“When you take this exhibition you see it as an extended hand to the public focussing on ‘roots’, national culture and its ties to a broader European culture. Roots, ideas and ways of thinking about one’s own past. The study of these topics takes place primarily at the Academy of Sciences and a number of universities. One area of study is the Rožmberk library, the remains of which are spread across all of Europe. Other aspects are economic and social questions, questions over how the dominion was created, financed and run. These are all different aspects addressed.”

Photo: Barbora Kmentová
As for individual pieces in the show, besides the several already mentioned, viewers should take special note of world-famous work by the Master of the Třeboň Alterpiece (also called the Master of Wittingau) who was active in the years 1380 to 1390. The show features two famous works by the Gothic painter: the Adoration of the Child at Hluboká and the Resurrection, showing the emaciated Christ standing above a stone coffin sealed shut. The painting differs in that more conventional works depicting the Resurrection with a divine and glorious Christ emerging from an open tomb.

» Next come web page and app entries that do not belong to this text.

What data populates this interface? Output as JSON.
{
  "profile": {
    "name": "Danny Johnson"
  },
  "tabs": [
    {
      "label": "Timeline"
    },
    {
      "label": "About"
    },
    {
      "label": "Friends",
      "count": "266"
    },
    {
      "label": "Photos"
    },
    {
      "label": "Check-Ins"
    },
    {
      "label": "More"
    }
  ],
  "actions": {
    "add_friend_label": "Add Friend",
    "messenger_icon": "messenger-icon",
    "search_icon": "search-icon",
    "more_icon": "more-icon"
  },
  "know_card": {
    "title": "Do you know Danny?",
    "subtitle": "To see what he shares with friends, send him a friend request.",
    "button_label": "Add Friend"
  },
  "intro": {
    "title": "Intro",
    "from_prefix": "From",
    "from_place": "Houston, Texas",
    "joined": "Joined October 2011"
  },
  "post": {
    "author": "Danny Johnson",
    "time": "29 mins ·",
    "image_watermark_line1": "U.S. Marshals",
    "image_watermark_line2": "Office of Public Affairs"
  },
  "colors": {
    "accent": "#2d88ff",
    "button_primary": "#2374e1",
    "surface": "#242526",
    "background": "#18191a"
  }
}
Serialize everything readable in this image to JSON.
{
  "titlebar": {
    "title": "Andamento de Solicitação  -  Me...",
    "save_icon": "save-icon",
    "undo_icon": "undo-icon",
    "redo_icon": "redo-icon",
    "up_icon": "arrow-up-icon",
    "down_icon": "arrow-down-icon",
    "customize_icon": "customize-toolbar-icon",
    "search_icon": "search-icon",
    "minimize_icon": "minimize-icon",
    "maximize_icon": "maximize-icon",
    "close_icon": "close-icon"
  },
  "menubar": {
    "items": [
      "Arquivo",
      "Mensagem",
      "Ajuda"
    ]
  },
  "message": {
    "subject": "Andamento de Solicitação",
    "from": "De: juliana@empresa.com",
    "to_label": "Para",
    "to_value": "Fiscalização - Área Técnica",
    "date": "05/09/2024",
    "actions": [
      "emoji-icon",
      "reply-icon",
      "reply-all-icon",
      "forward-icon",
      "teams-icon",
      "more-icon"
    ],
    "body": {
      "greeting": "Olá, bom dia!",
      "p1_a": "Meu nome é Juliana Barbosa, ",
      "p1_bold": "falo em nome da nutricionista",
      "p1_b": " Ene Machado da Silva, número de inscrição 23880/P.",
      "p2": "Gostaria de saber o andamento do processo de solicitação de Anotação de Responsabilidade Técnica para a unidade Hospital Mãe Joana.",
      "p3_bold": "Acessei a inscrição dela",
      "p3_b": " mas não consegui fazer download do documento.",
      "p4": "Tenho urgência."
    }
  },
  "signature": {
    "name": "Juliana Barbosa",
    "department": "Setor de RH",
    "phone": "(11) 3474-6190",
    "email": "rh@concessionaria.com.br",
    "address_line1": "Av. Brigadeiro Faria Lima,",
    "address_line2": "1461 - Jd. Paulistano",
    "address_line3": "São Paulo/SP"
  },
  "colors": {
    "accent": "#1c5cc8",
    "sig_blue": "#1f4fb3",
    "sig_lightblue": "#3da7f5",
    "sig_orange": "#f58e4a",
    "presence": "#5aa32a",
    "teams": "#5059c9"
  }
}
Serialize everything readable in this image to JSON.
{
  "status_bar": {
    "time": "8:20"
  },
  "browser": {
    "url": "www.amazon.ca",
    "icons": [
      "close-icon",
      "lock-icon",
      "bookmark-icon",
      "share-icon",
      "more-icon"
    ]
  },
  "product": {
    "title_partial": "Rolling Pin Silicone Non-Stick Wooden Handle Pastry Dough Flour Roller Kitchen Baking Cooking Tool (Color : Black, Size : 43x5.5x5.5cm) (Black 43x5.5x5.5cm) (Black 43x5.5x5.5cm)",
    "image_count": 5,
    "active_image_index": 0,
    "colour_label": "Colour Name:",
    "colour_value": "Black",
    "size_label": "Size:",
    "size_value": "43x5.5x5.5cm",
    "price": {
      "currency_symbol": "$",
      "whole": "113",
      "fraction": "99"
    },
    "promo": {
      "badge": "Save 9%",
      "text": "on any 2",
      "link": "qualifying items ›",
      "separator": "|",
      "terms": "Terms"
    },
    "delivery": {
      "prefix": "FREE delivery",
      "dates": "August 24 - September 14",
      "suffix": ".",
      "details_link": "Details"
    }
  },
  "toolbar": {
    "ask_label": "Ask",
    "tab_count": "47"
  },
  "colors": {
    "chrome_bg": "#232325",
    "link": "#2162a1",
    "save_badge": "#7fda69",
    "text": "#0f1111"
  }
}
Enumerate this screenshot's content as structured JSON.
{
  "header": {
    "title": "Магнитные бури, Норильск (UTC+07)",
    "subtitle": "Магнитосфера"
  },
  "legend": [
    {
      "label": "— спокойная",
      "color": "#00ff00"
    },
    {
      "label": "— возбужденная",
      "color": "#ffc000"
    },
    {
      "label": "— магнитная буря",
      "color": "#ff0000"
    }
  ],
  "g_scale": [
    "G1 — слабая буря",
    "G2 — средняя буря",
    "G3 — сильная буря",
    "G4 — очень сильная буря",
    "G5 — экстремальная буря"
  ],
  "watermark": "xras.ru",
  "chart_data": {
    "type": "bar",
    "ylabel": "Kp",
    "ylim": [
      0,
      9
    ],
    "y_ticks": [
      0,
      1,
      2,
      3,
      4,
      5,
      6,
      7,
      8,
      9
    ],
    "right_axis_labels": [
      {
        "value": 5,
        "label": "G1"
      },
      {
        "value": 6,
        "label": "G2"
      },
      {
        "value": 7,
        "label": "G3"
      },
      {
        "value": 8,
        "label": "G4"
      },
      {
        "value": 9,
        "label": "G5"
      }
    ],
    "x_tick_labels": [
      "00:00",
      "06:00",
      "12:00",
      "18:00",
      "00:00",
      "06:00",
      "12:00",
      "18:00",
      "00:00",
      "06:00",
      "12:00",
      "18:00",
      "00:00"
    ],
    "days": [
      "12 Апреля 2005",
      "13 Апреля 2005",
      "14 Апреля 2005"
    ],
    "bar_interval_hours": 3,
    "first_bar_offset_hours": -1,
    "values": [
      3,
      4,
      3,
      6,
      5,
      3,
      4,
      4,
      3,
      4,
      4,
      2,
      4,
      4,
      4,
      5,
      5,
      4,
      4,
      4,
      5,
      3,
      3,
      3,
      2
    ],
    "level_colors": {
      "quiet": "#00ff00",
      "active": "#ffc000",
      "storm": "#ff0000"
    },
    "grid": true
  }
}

In short, visitors can easily lose themselves for half a day at the Wallenstein Riding School, going from item to item, eying original glass containers, full sets of armour, paintings and forgotten manuscripts. The layout of the show itself is cool and serious, designed in a ‘conservative manner’, one of the architects who worked on the project, Jan Roháč says:

Photo: Barbora Kmentová
“We decided to keep the design low-key and fairly conservative to allow the viewer to study the pieces themselves. Basically, there is a front foyer as visitors enter the show, which is then broken into two columns with smaller rooms, kind of like chapels. The other big division is the Medieval period and the newer age. We think the exhibits themselves should be allowed to stand out, not the design, and that defined our approach.”

The Rožmberks continues at The Wallenstein Riding School throughout the summer until August 20th. Find more information at